Google announced ARCore some time ago now. Essentially a better version of Tango, it makes use of motion tracking, light estimations, and environmental understanding to bring about the most convincing augmented reality ever seen through a smartphone. Basically, it’s Android’s mirror image of Apple’s now-famous ARKit, and it’s going to birth all kinds of fun mobile experiences.
Recently we saw the release of the first ARCore app, a program called Atom Visualizer that lets you visualize atoms in augmented reality. It’s a cool example of what AR can do, and it’s promising specifically with regard to the potential for education through augmented reality. But it’s probably also a poor approximation of the types of experiences that will really generate attention once ARCore developers find their stride.
To get a better idea of those experiences, we can look to Apple and iOS 11, which has come packaged with ARKit and which is already hosting a lot of new apps. Between those apps and some general trends in gaming, we can begin to guess at the types of games we might expect from ARCore once it really gets rolling.

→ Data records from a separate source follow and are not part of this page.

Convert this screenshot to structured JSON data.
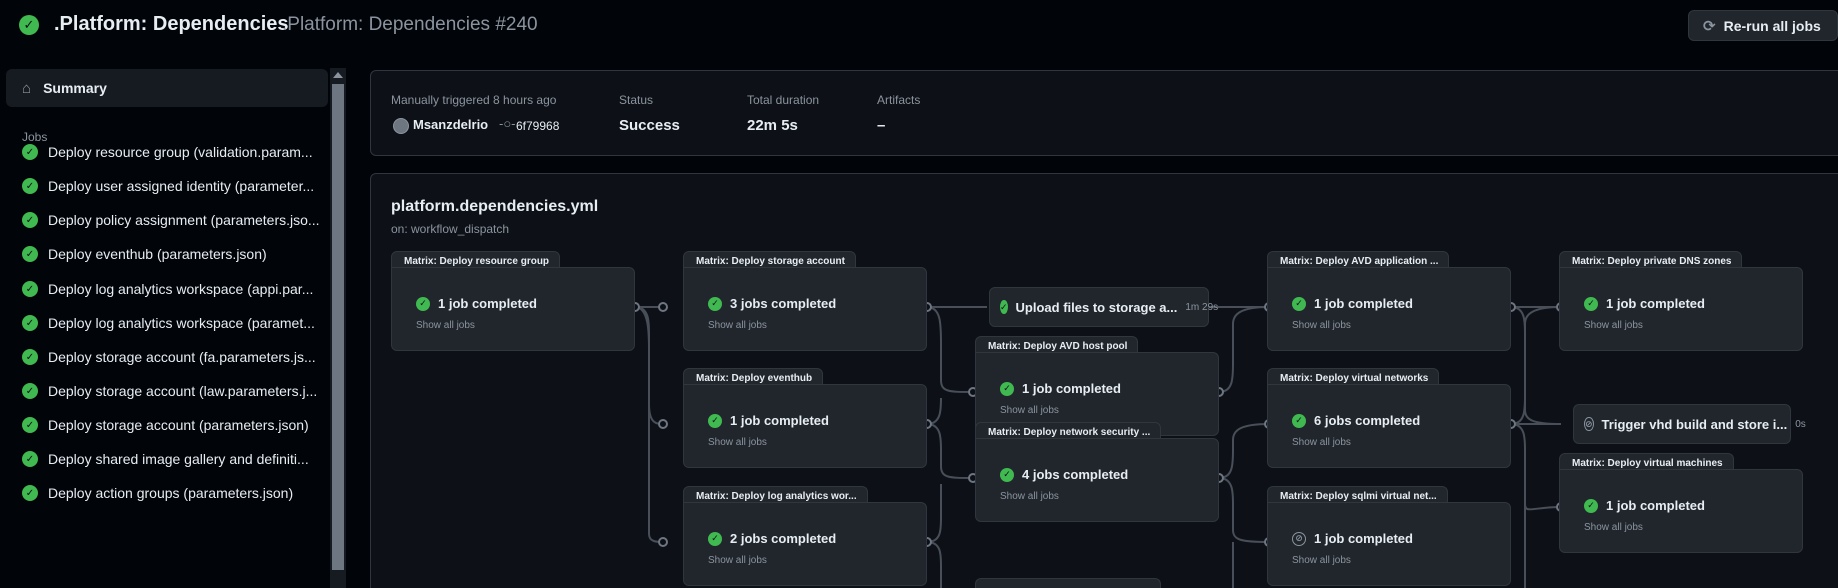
{
  "header": {
    "workflow_name": ".Platform: Dependencies",
    "run_name": ".Platform: Dependencies #240",
    "rerun_label": "Re-run all jobs",
    "status_icon": "check-circle-fill-icon"
  },
  "sidebar": {
    "summary_label": "Summary",
    "jobs_heading": "Jobs",
    "jobs": [
      "Deploy resource group (validation.param...",
      "Deploy user assigned identity (parameter...",
      "Deploy policy assignment (parameters.jso...",
      "Deploy eventhub (parameters.json)",
      "Deploy log analytics workspace (appi.par...",
      "Deploy log analytics workspace (paramet...",
      "Deploy storage account (fa.parameters.js...",
      "Deploy storage account (law.parameters.j...",
      "Deploy storage account (parameters.json)",
      "Deploy shared image gallery and definiti...",
      "Deploy action groups (parameters.json)"
    ]
  },
  "summary": {
    "trigger_label": "Manually triggered 8 hours ago",
    "actor": "Msanzdelrio",
    "commit": "6f79968",
    "status_label": "Status",
    "status_value": "Success",
    "duration_label": "Total duration",
    "duration_value": "22m 5s",
    "artifacts_label": "Artifacts",
    "artifacts_value": "–"
  },
  "graph": {
    "file": "platform.dependencies.yml",
    "trigger": "on: workflow_dispatch",
    "show_all": "Show all jobs",
    "jobs": {
      "rg": {
        "title": "Matrix: Deploy resource group",
        "status": "1 job completed"
      },
      "sa": {
        "title": "Matrix: Deploy storage account",
        "status": "3 jobs completed"
      },
      "eh": {
        "title": "Matrix: Deploy eventhub",
        "status": "1 job completed"
      },
      "law": {
        "title": "Matrix: Deploy log analytics wor...",
        "status": "2 jobs completed"
      },
      "upload": {
        "title": "Upload files to storage a...",
        "duration": "1m 29s"
      },
      "hp": {
        "title": "Matrix: Deploy AVD host pool",
        "status": "1 job completed"
      },
      "nsg": {
        "title": "Matrix: Deploy network security ...",
        "status": "4 jobs completed"
      },
      "app": {
        "title": "Matrix: Deploy AVD application ...",
        "status": "1 job completed"
      },
      "vnet": {
        "title": "Matrix: Deploy virtual networks",
        "status": "6 jobs completed"
      },
      "sqlmi": {
        "title": "Matrix: Deploy sqlmi virtual net...",
        "status": "1 job completed"
      },
      "dns": {
        "title": "Matrix: Deploy private DNS zones",
        "status": "1 job completed"
      },
      "vhd": {
        "title": "Trigger vhd build and store i...",
        "duration": "0s"
      },
      "vm": {
        "title": "Matrix: Deploy virtual machines",
        "status": "1 job completed"
      }
    }
  }
}
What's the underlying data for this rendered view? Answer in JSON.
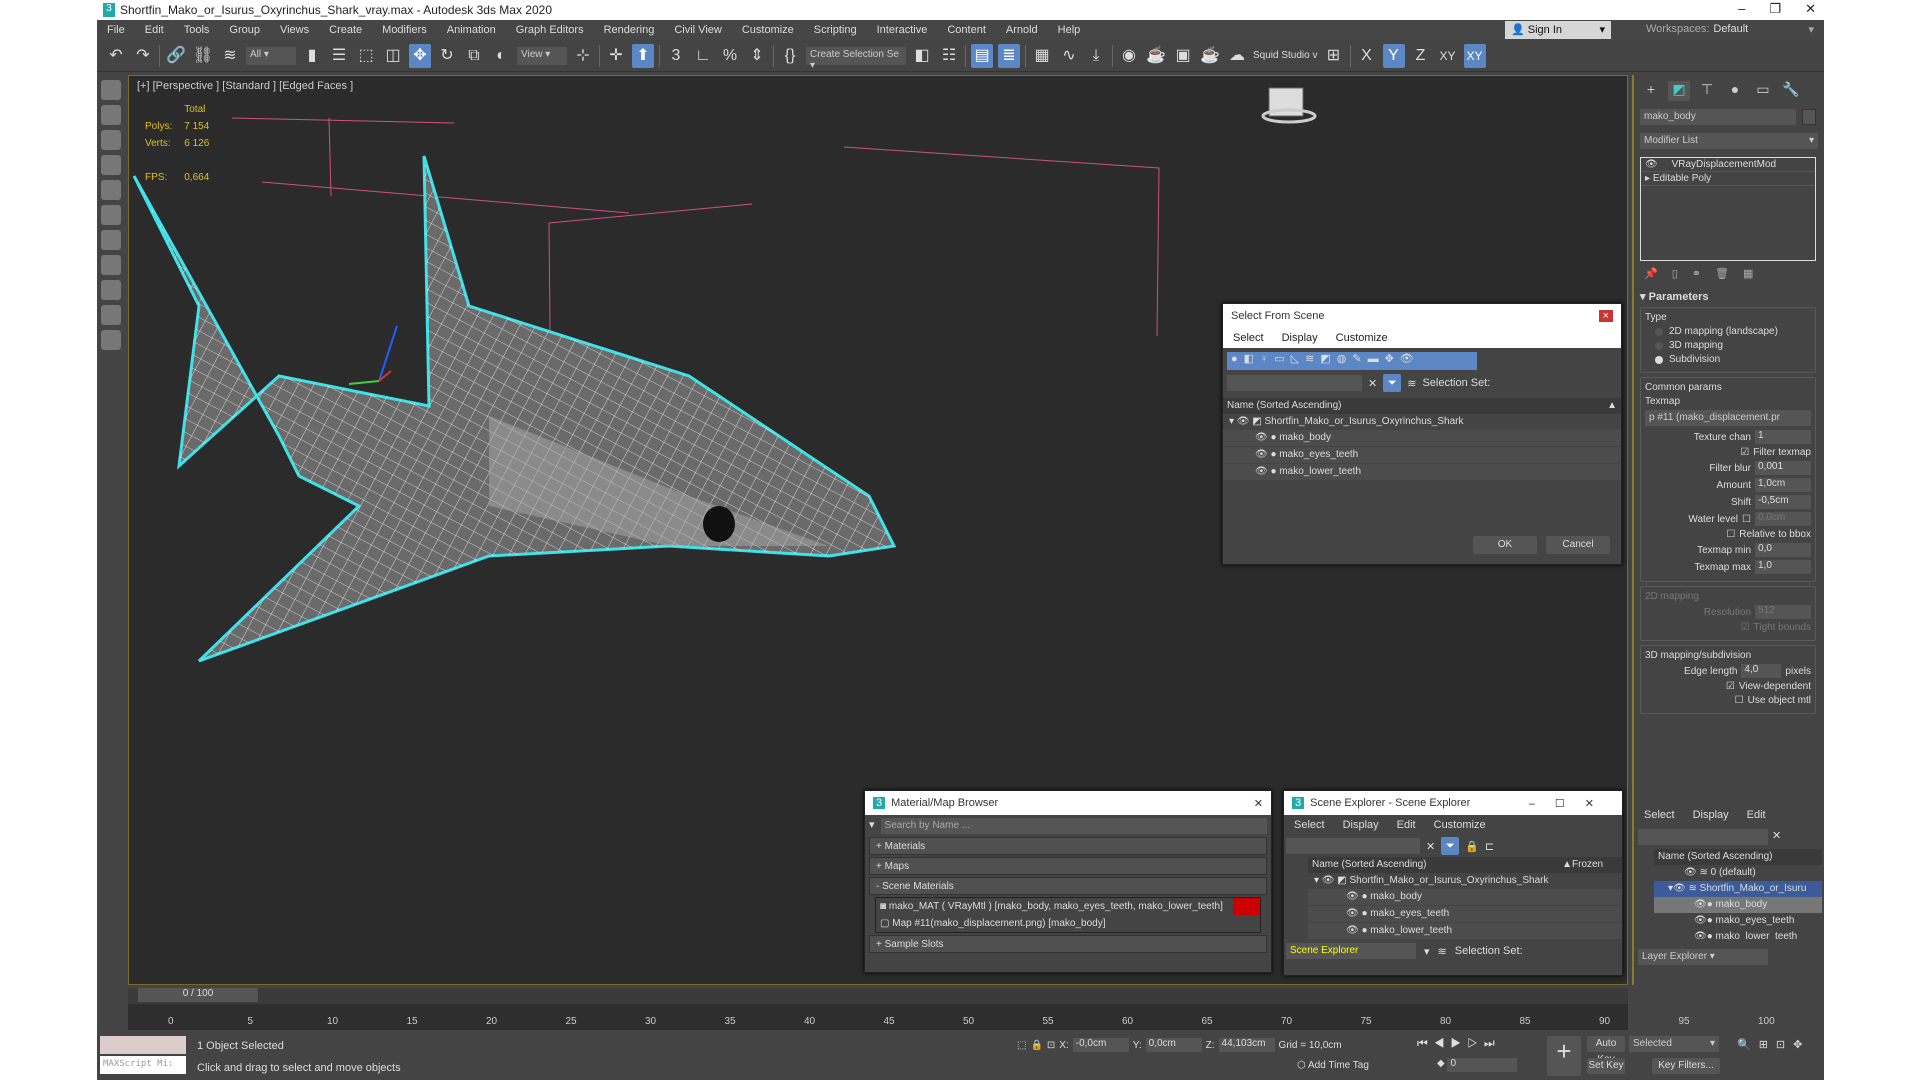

One category to keep an eye out for is that of architectural and geometrical puzzles. These games have been very successful on mobile platforms, and blowing them up in 3D projections through AR makes them even more interesting. Euclidean Lands is one existing game in this genre that’s already made the transition to AR, and done so successfully. A list of some of the cool apps that have appeared early on ARKit specifically noted that a puzzle game about changing perspectives seems perfectly suited for ARKit. We’d agree and say that there will almost certainly be similar options available for Android devices via ARCore. This could mean some direct adaptations like Euclidean Lands, or entirely original experiences built for the new medium.
Bar and casino games are also likely to find success. A pool game has already emerged on ARKit, and things like slot machines, roulette wheels, and card tables are likely to be right around the corner. Virtual reality has already emerged as the next frontier for these types of games, as developers work to provide gaming without distractions from the outside world, but AR may actually the bet more natural fit. Using ARCore to project things like poker tables and roulette wheels seems relatively straightforward for modern developers, and when you also consider the huge numbers of consumers who like to play these kinds of games, the category appears to have a lot of potential.
Finally, sports games too will likely emerge through ARCore. This is an area in which there actually aren’t many examples yet, save one simple (and frankly, cheap) basketball app on ARKit. In that game you can place a miniature goal on a surface and take shots at it. But given how we’re seeing AR used to place courses and layouts on real world surfaces it’s not at all hard to imagine fields of play: for football, soccer, basketball, etc. These will be point-and-click and swipe-based games, likely with cartoon characters in the roles of athletes playing games as if they’re miniature people who have entered our homes and taken up competition on our tables and floors.
This is going to be a very exciting time for Android gamers. Ultimately, the above examples represent just a few of the possibilities.